Staying Active and Injury-Free...At Any Age!
Oct 10, 2018
No one can argue that staying active can have multiple benefits. Adults that maintain a regular exercise program will find that exercise can help them:
- Maintain healthier weight
- Have healthier cholesterol and blood pressure levels
- Be at lower risk of suffering a heart attack
- Lower their risk of type 2 diabetes and some cancers
- Have stronger bones, muscles and joints
- Have a lower risk of falls
- Improve mood
- Improve sleep patterns
One of the tricks of starting and sticking to an exercise program is to avoid injury.
There's nothing more frustrating than finally getting over inertia to start a fitness program, only to be sidelined by injury.
In my personal journey, I'm frequently discovering new sports and hobbies - or rediscovering. And if I find something I love, I tend to overdo it. As I got into my forties, I found out first-hand that charging hard at one sport without balancing that with cross-training resulted in some of the common overuse injuries. Sometimes, doctors just aren't good about listening to their own advice!
I got into tennis as a first-time player a little over a year ago. I loved the cardio aspect and also the mental and strategic aspect. I started to play A LOT and for a while, it took the place of my usual training. I'd get overuse problems cropping up left and right - literally - and up and down. As soon as one condition got better, another would appear. First it was tennis elbow, then hamstring strain, then shoulder bursitis. I knew exactly where I was going wrong, but it was a process to take the steps to address these issues.

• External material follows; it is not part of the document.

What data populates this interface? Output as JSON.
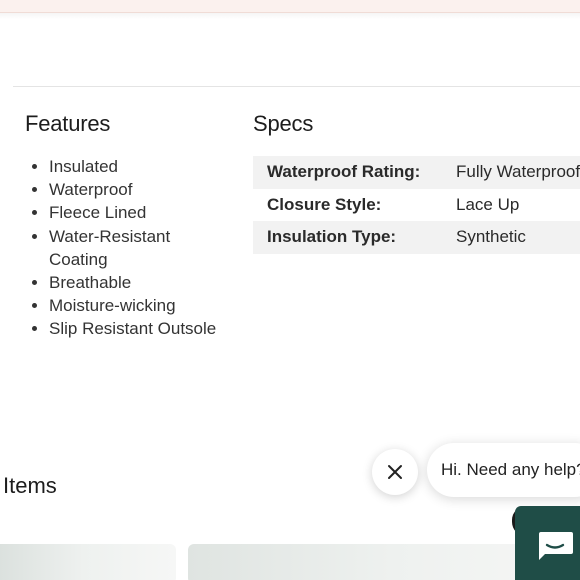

Once I made myself slow down, cross train, stretch and rest, these overuse injuries were reigned in. I still play, but now, I reintroduced other exercise, including yoga and strength training.
Despite the increased risk of injury, staying active and fit have far more advantages than staying sedentary! So don't let the risk of injury deter you. The key is to be smart about remaining injury-free.

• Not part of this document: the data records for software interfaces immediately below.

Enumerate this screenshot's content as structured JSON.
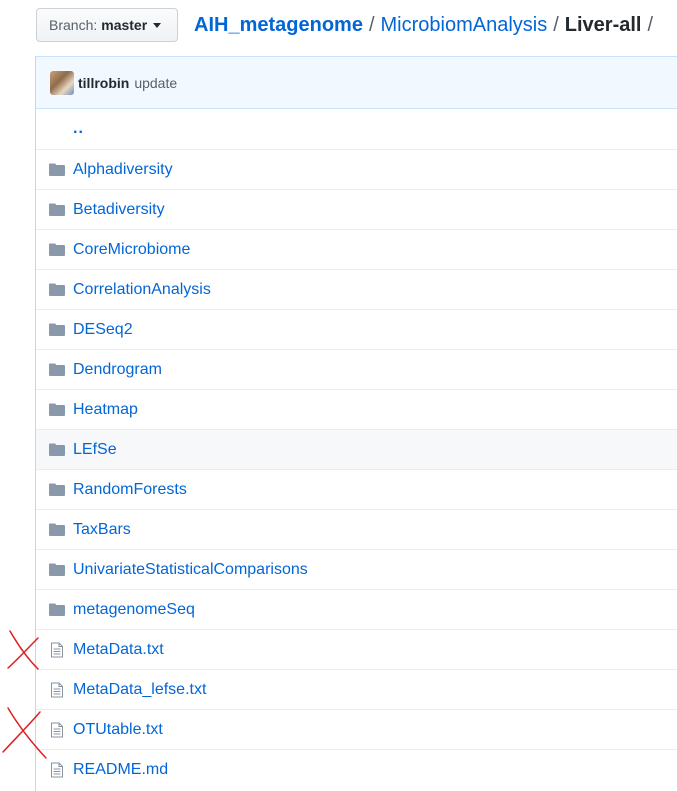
{
  "branch": {
    "label": "Branch:",
    "value": "master"
  },
  "breadcrumb": {
    "repo": "AIH_metagenome",
    "separator": "/",
    "folder": "MicrobiomAnalysis",
    "current": "Liver-all",
    "trailing": "/"
  },
  "commit": {
    "author": "tillrobin",
    "message": "update"
  },
  "files": {
    "parent": "..",
    "items": [
      {
        "name": "Alphadiversity",
        "type": "folder"
      },
      {
        "name": "Betadiversity",
        "type": "folder"
      },
      {
        "name": "CoreMicrobiome",
        "type": "folder"
      },
      {
        "name": "CorrelationAnalysis",
        "type": "folder"
      },
      {
        "name": "DESeq2",
        "type": "folder"
      },
      {
        "name": "Dendrogram",
        "type": "folder"
      },
      {
        "name": "Heatmap",
        "type": "folder"
      },
      {
        "name": "LEfSe",
        "type": "folder"
      },
      {
        "name": "RandomForests",
        "type": "folder"
      },
      {
        "name": "TaxBars",
        "type": "folder"
      },
      {
        "name": "UnivariateStatisticalComparisons",
        "type": "folder"
      },
      {
        "name": "metagenomeSeq",
        "type": "folder"
      },
      {
        "name": "MetaData.txt",
        "type": "file"
      },
      {
        "name": "MetaData_lefse.txt",
        "type": "file"
      },
      {
        "name": "OTUtable.txt",
        "type": "file"
      },
      {
        "name": "README.md",
        "type": "file"
      }
    ]
  },
  "colors": {
    "link": "#0366d6",
    "folder_icon": "#79b8ff",
    "annotation_mark": "#e02020"
  },
  "icons": {
    "folder": "folder-icon",
    "file": "file-text-icon",
    "caret": "caret-down-icon"
  }
}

Statistically, older athletes are more likely to injure themselves than younger athletes, but this should NOT deter you! It’s important to understand why older athletes are more likely to get injured, as this can help with prevention.
As we age, our cells and tissues are just not as good at regeneration. So that means, our musculoskeletal structures become less durable and their ability to heal is decreased. Bone loss also increases as we age. Changes in our connective tissue, which makes up tendons and ligaments, make them less flexible. This puts stress on the joints.
Some of the more common injuries we see in adults entering middle age and beyond include:
- Muscle strains
- Tendinitis or tendinosis
- Neck and back pain
- Aggravation of arthritic condition
Here are some tips for staying injury-free while remaining active:
- Good prep: You might need extra time to warm up, stretch and cool down before playing sports. It might be more than you were used to doing if it’s been a long time since you’ve exercised or played a sport.
- Good training and conditioning: Don’t forget to incorporate what I call the “Four Pillars” of a well-balanced exercise program - Strength, Cardio, Flexibility and Mind-Body. Have a mix of all of the above.
- Good form: Don’t be afraid to work with a coach, take lessons, or work with a trainer. Proper form helps prevent injury!
- Good gear: Making sure you have the right equipment is vital to keeping our bones and joints healthy. Remember to have the appropriate shoes, and don’t forget to replace them when they are worn out. If you’re a cyclist, have your bike fitted for you by an expert. If you’re participating in a sport with contact or fall-risk, remember your safety gear - helmets, wrist/elbow guards, knee/shin guards, eyewear.
As always, consult your personal physician before you start a new exercise regimen, particularly if you have not been regularly exercising.